MEDIA RELEASE: NC Superior Court Sides with Consumers against Payday Lenders

RALEIGH (July 14, 2009) -- Three rulings could pave the way for North Carolinians to recoup the illegally high fees paid to payday lenders.

A North Carolina Superior Court judge has ruled that the mandatory arbitration agreements in three payday lenders’ consumer contracts are unenforceable, effectively giving the go-ahead to class action lawsuits seeking to recoup illegally high fees paid to the lenders.

The three cases involve tens of thousands of consumers who patronized Advance America, Check Into Cash, and Check ‘n Go in North Carolina from 2001 until the businesses left the state in 2005 and 2006.
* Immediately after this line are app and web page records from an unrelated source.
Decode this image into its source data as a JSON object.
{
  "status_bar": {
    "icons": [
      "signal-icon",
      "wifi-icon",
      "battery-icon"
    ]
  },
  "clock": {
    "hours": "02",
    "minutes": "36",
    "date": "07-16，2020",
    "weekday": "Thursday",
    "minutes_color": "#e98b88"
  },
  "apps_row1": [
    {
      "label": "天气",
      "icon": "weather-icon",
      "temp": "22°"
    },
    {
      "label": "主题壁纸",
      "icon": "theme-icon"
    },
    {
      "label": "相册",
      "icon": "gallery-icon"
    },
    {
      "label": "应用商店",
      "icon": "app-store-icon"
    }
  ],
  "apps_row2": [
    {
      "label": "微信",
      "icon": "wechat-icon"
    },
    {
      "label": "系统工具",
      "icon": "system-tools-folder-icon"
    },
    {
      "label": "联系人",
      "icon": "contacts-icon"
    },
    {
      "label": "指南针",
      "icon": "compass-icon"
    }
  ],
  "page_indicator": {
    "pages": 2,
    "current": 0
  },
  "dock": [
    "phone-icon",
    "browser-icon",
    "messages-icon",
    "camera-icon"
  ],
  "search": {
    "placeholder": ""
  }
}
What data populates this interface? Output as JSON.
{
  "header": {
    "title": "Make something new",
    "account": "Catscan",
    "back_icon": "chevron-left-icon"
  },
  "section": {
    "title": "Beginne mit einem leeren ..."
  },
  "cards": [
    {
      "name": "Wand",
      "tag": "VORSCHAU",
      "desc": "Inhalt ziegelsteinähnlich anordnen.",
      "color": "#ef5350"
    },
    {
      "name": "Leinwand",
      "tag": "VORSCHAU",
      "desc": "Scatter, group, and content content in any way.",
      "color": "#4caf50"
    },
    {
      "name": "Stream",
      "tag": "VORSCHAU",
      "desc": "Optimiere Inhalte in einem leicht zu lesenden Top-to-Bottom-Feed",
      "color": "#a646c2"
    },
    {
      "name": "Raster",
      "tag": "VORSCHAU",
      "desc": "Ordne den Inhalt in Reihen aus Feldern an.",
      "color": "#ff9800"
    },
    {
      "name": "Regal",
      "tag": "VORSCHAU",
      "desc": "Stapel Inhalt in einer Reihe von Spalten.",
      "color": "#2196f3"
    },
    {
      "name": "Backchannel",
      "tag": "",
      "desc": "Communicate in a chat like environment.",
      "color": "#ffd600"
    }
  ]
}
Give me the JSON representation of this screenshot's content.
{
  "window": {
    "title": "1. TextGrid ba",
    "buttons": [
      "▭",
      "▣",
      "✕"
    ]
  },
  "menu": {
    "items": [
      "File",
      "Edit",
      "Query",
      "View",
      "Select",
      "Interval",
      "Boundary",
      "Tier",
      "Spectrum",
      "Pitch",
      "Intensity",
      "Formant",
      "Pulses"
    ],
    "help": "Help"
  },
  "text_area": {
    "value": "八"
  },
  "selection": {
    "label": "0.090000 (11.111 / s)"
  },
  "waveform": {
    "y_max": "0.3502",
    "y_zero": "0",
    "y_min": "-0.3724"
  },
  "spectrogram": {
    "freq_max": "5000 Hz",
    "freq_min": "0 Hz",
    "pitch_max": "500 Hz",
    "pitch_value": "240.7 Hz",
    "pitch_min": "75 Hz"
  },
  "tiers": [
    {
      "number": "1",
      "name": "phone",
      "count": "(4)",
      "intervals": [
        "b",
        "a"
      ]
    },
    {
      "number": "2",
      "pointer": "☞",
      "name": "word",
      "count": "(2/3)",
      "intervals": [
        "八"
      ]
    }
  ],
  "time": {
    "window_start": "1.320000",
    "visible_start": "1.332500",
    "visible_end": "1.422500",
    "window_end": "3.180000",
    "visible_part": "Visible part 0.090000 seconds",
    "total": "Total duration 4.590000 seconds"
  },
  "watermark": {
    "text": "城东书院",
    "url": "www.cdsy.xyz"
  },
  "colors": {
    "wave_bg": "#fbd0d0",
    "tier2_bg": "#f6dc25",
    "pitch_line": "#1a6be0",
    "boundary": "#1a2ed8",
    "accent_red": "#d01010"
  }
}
“North Carolina law is very clear that the defendants' payday lending operations here were illegal,” said Carlene McNulty, attorney for the North Carolina Justice Center, one of the organizations that filed the lawsuits. “Now that the Superior Court has cleared away the defendants' procedural defenses, we're very hopeful that we will soon achieve justice for our clients.”

The contracts for payday loans included mandatory arbitration agreements that required consumers to resolve any disputes with the company through the arbitration process. The agreements also prohibited consumers from participating in class action lawsuits against the company.

Because the cost of pursuing such cases on an individual basis would be enormous, the companies’ contract term banning class actions essentially denied the consumers any meaningful way of recovering the illegal overcharges.

The Superior Court rulings came about as a result of a North Carolina Supreme Court ruling last year. The court found in a predatory mortgage lending case, Tillman vs. Commercial Credit, that mandatory arbitration agreements are unconscionable and unenforceable. In light of that ruling, the state Court of Appeals remanded the three class-action cases to the North Carolina Superior Court.

“This is a very important decision because it is the first case in which a North Carolina court has applied the Tillman ruling to a class action ban,” said Paul Bland of Public Justice, a national public interest law firm based in Washington, DC. “We believe that Judge Hooks' thoughtful and well-reasoned decision will be very influential in shaping the future of the law in North Carolina and elsewhere.”
“The defendants' ban on class actions amounted to a get-out-of-jail-free card—immunity even if they broke the law,” explained Mal Maynard of the Financial Protection Law Center in Wilmington. “This ruling was plainly right and supported by a wealth of solid evidence.”

Superior Court Judge Jack Hooks found that the arbitration agreements were unconscionable and thus unenforceable. He noted that, in fact, no individual arbitration claims had ever been filed in North Carolina against any of the three payday lending companies. He went on the say that the contractual prohibition against class action participation in these cases violates the public policy of the State of North Carolina and is therefore unenforceable.

In addition to the three organizations, the class members are represented attorneys from three law firms: Jerry Hartzell of Hartzell and Whiteman in Raleigh, N.C; Mona Lisa Wallace and John Hughes of Wallace & Graham in Salisbury, N.C; and Richard Fisher of Cleveland, Tenn.


FOR MORE INFORMATION:  Deborah Mathis, Public Justice, (202) 797-8600, Ext. 246 or; Jeff Shaw, North Carolina Justice Center, (919) 863-2402 or

Public Justice is America’s public interest law firm, supported by – and calling on -- a nationwide network of more than 3,000 of the nation’s top lawyers to pursue precedent-setting and socially significant litigation. It has a wide-ranging litigation docket in the areas of consumer rights, worker safety, civil rights and liberties, toxic torts, environmental protection, and access to the courts. Public Justice is the principal project of the Public Justice Foundation, a not-for-profit membership organization headquartered in Washington, DC, with a West Coast office in Oakland, California. The Public Justice web site address is